The Sri Lanka Navy, supported by the Air Force, re-affirmed its dominance over the North Eastern sea on Sunday when it destroyed 11 "Sea Tiger" boats off Pulmoddai in Trincomalee district.
It was when the Sri Lankan Navy was on routine patrol off Alampil in the LTTE-held Mullaitivu district, that it spotted 25 LTTE boats with about 70 cadres on board, heading for a southern destination.
At 9.45 pm, the Navy moved closer to the LTTE vessels and ordered them to stop.
But when they did not, fighting broke out in which nine LTTE craft were sunk, two were set ablaze, and five were damaged, the Defence Ministry said.
The Air Force provided valuable reconnaissance and diverted the attention of the enemy.
The Navy believes that the LTTE was on a mission to bring combatants to beef up its beleaguered units in Sampur, Verugal and Vaharai in the Trincomalee-Batticaloa area.
Navy's string of successes
The Sri Lankan Navy, ably supported by the Air Force, has convincingly established its dominance over the North Eastern sea through a series of successes.

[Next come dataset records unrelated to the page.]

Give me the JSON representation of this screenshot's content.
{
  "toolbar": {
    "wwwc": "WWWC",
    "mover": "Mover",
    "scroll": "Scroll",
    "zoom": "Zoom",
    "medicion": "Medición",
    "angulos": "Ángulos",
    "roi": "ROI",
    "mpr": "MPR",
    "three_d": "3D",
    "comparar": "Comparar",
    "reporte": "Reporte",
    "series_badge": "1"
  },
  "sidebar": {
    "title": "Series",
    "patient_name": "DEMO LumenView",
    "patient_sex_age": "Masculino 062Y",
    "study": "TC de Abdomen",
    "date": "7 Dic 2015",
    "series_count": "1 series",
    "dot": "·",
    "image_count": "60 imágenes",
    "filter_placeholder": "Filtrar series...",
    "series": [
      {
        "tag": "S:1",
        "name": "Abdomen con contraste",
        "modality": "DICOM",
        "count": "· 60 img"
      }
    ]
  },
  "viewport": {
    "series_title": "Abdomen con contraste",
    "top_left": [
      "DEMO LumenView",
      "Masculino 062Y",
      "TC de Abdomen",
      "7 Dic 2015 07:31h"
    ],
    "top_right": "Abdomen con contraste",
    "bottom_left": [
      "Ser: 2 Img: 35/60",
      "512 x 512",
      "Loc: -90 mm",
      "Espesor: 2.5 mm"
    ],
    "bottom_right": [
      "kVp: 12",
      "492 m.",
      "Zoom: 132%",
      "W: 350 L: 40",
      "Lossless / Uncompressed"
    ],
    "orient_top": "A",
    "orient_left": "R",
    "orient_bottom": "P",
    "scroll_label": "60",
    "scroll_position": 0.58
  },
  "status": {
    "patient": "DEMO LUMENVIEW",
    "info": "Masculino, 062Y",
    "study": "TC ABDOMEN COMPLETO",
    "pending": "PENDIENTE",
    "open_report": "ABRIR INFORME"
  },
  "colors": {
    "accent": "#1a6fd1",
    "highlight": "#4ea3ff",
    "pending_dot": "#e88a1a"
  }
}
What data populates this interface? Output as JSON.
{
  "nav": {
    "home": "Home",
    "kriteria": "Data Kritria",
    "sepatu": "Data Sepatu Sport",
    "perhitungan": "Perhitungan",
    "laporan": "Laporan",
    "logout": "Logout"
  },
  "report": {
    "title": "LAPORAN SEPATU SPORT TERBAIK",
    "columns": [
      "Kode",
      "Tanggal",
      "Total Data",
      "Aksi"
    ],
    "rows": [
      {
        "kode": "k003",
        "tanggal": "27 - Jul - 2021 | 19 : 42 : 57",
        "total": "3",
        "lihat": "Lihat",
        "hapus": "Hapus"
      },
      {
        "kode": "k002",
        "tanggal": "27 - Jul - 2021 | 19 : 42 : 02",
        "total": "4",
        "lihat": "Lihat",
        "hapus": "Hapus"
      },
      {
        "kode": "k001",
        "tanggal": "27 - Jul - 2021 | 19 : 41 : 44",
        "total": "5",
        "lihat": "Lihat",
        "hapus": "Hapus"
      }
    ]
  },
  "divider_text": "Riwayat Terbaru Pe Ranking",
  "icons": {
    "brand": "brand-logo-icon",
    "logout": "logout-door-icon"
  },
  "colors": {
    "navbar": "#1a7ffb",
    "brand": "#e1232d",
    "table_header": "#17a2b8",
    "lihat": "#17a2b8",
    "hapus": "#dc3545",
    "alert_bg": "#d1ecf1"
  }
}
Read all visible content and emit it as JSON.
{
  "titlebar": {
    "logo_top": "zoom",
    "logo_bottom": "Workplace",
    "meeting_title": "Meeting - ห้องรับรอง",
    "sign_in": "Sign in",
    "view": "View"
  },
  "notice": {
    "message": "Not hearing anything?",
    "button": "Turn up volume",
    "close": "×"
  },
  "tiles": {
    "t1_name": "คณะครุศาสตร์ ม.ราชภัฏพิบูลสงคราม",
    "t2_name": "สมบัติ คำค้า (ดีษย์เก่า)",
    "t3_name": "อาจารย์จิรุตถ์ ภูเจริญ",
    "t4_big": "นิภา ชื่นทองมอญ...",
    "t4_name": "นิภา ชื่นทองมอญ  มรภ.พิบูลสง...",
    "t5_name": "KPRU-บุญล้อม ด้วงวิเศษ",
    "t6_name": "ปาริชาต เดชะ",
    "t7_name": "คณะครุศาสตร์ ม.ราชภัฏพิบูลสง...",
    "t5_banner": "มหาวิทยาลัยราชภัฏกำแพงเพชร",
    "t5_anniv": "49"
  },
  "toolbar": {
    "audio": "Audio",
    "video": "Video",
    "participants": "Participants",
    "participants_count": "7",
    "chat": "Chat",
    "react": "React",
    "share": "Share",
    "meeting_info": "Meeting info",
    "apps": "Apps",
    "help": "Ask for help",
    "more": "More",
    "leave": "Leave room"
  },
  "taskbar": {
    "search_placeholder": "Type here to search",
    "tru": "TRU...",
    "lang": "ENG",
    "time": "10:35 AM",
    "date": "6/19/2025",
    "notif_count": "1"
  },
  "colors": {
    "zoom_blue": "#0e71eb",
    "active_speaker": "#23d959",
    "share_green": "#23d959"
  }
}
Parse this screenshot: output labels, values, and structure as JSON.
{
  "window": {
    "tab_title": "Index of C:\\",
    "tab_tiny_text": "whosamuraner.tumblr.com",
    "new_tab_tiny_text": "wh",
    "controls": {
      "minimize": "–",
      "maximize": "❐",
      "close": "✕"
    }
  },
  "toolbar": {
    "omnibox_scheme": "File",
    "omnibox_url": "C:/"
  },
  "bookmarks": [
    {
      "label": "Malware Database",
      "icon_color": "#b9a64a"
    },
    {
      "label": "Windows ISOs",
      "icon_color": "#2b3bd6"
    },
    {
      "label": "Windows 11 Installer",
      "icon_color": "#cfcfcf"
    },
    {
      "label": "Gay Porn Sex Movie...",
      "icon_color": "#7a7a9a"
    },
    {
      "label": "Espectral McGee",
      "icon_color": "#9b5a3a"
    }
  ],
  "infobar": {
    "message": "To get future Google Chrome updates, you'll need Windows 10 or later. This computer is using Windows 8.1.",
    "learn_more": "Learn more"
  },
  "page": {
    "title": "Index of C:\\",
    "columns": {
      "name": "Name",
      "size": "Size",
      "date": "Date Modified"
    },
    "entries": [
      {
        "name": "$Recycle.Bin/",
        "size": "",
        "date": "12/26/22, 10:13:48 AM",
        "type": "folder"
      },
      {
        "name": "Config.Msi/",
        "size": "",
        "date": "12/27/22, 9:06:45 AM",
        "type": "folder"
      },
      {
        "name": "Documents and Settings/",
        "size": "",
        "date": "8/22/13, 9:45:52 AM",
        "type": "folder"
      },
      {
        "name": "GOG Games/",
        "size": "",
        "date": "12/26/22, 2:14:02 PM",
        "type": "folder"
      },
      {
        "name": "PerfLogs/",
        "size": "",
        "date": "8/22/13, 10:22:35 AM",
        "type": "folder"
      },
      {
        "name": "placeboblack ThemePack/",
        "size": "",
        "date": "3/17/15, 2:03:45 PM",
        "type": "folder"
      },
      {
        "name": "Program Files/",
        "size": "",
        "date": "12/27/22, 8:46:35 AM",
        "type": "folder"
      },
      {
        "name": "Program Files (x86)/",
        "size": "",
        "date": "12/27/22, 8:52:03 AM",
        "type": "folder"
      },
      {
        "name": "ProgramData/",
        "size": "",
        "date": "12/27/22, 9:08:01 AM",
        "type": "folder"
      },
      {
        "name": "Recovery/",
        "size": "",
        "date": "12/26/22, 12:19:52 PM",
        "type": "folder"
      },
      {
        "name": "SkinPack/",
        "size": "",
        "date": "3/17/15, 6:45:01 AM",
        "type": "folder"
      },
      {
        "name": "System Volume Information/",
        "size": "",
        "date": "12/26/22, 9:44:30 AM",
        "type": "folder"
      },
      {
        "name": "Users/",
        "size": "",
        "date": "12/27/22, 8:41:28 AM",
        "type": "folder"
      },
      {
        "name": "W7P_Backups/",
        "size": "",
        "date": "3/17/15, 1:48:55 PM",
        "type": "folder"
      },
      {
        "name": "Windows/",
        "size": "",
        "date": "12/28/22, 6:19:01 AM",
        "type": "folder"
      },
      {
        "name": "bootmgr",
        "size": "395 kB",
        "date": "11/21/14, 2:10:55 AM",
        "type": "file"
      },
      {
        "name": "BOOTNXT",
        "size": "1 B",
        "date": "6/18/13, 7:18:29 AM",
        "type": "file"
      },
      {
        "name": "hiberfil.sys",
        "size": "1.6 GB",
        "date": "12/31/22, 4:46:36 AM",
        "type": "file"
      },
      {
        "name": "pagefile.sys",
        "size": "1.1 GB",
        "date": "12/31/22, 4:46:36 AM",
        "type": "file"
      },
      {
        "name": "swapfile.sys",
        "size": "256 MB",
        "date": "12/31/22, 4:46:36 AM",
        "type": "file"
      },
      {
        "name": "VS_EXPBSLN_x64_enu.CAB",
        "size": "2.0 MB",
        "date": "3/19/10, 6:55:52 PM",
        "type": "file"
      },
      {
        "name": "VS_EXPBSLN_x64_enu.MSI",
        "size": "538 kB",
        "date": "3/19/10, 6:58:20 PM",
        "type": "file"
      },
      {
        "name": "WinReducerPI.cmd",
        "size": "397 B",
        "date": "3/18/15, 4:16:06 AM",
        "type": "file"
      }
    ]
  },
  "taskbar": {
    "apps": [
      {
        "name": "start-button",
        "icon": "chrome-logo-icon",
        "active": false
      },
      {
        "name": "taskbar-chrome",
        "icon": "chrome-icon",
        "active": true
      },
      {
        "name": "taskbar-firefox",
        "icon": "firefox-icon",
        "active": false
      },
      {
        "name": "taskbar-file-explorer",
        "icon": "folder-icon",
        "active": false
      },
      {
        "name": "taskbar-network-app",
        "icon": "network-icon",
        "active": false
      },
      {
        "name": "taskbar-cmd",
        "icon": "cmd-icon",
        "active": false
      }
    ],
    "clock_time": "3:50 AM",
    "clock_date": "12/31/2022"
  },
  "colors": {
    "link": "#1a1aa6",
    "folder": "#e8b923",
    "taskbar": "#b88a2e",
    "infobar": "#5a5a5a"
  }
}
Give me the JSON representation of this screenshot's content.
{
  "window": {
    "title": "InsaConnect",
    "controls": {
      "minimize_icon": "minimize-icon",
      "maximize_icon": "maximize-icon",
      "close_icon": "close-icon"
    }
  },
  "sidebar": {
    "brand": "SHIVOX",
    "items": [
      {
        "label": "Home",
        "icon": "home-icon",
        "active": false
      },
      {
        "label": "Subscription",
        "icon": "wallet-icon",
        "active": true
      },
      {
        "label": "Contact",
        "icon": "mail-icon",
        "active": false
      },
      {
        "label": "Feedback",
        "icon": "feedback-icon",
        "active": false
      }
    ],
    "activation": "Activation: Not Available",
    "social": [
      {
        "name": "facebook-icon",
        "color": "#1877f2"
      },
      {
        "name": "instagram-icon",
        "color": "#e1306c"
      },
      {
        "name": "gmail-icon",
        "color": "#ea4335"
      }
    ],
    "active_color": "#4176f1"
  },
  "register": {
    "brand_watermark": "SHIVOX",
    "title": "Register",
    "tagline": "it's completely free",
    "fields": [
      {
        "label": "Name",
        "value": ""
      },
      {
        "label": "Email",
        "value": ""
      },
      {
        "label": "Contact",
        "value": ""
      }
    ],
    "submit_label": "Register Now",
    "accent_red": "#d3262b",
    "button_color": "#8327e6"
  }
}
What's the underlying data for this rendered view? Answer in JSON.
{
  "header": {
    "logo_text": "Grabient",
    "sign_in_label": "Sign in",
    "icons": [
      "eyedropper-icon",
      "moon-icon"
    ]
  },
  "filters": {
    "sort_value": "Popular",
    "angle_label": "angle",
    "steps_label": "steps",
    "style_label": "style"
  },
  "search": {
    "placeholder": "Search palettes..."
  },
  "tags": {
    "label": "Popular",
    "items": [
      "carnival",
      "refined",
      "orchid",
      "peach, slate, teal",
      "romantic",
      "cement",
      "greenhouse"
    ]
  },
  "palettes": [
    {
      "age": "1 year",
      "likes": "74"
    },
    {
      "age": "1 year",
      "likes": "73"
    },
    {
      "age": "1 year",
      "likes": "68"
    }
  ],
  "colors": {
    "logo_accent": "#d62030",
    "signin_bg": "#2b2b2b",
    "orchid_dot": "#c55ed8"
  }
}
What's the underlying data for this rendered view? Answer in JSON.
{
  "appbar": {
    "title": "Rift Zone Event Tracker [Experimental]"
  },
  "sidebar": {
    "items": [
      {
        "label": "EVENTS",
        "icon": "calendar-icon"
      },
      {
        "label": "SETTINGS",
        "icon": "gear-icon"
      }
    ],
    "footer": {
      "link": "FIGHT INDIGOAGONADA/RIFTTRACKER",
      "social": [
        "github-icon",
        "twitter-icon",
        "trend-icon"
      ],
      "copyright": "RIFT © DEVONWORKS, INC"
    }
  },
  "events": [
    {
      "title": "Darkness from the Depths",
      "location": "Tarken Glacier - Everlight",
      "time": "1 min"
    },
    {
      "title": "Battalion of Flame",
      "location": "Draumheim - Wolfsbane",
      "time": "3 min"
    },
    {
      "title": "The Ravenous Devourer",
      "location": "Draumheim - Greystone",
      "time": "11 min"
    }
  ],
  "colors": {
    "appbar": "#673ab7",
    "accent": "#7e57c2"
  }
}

On September 16, the navy and the air force destroyed a LTTE vessel believed to be carrying a huge quantity of missiles and artillery shells, 120 nautical miles off Kalmunai in South Eastern Sri Lanka.
If the LTTE vessel had landed as planned, the missiles would have ended the Sri Lankan Air Force's command over the North Eastern skies, and seriously affected the morale of the ground troops, which is currently very high.
In early August, the Navy had foiled an attempt by Sea Tiger suicide boats to intercept the Sri Lankan vessel "Jetliner", carrying 1, 600 troops, at the mouth of the Trincomalee harbour.
The Tigers' mission failed despite consistent artillery support from Sampur across the Koddiyar Bay.
On May 11, Sea Tiger suicide boats had tried to sink "Pearl Cruise" carrying 700 troops going on leave, off Point Pedro in Jaffna. But the navy foiled the attempt.
Sailing without ICRC escort
When food, civilians and relief material had to be ferried between Colombo/Trincomalee and beleaguered Jaffna, the LTTE said that it would not allow the government to use the sea route and demanded that the land route (the A9 Highway passing through territory held by it) be opened.
But the government rejected the LTTE's demand and continued to ferry men and material by sea, even after the International Committee of the Red Cross (ICRC) had declined to provide escort in the absence of a guarantee of safety from the LTTE.
The LTTE had wanted the land route to be used because it felt that it could keep a watch on what was being transported, to see if arms and military personnel were being transported along with civilians and non-lethal cargo.
But the government opted to clear the sea, and use it transport not only troops and munitions but civilians and civilian supplies.
Fortunately, the Navy (aided by the Air Force) had established dominance over the North Eastern sea "up to 95%" as a long time military correspondent put it.
So far, the chartered vessel "Jetliner" has successfully transported military personnel and civilians between Trincomalee and Kankesanthurai in Jaffna, escorted, not by the ICRC, but by naval gunboats.
Asked what made such dominance possible, a seasoned military correspondent said that the key ingredient of the success story was "high morale" generated by the success of the Mavil Aaru operation in late July-early August.
If the government forces had failed to drive the LTTE out of Mavil Aaru, they could not have taken Mutur and Sampur and driven the LTTE out of Muhamalai and Kayts in the Jaffna peninsula.
Mavil Aaru had given all the three services a badly needed shot in the arm.